Light to moderate flights were the norm for the weekend, as less than favorable migration conditions persisted in most areas. Monday night brought the arrival of some changes, including the passage of a frontal boundary that spawned significantly heavier movements west of the Appalachians through Texas. However, some lingering poor visibility conditions associated with the passage of the frontal boundary resulted in an dangerous combination of artificial light and nocturnally migrating birds flying into the unfavorable conditions and was responsible for killing more than 250 birds in Tennessee (see this story). With the passage of this frontal boundary, generally favorable migration conditions prevailed for the remainder of the period, when moderate to heavy flights dominated the migration scene across much of the region.
Moderate to very heavy flights arrived on Saturday and Sunday nights with the passage of a cold front, ushering in a wave of migrants across the region. As high pressure built in following this frontal passage, conditions became generally more marginal and unfavorable for widespread movements. Intensities waned to light to moderate levels in many areas, and the extents of these flights was also significantly more restricted relative to the weekend’s flights.

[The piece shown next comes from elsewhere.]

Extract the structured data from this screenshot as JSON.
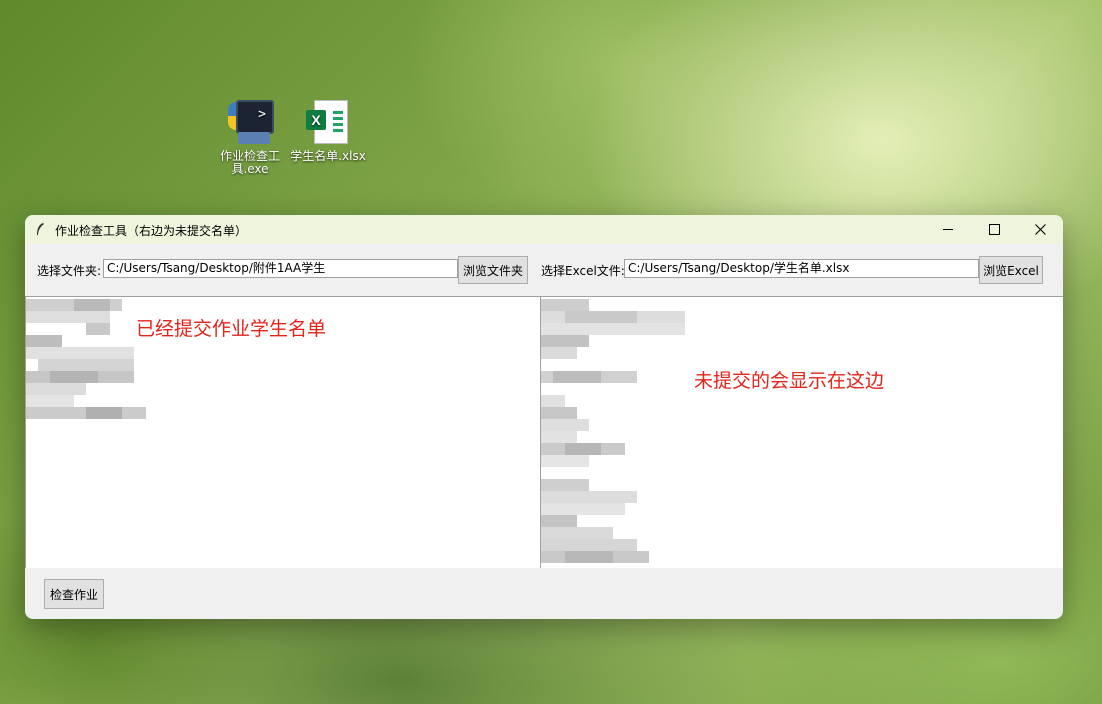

By the end of the period, migration was limited to isolated areas of the central and southern Plains, with high pressure and southerly flow in control and keeping most birds on the ground.
Widespread light to moderate flights kicked off the beginning of the period across much of the region. These flights continued in many areas into the work week, though with lesser intensity. As the period drew to a close, scattered precipitation kept birds grounded in many areas, and less than favorable winds kept movements light and local in most areas free of precipitation.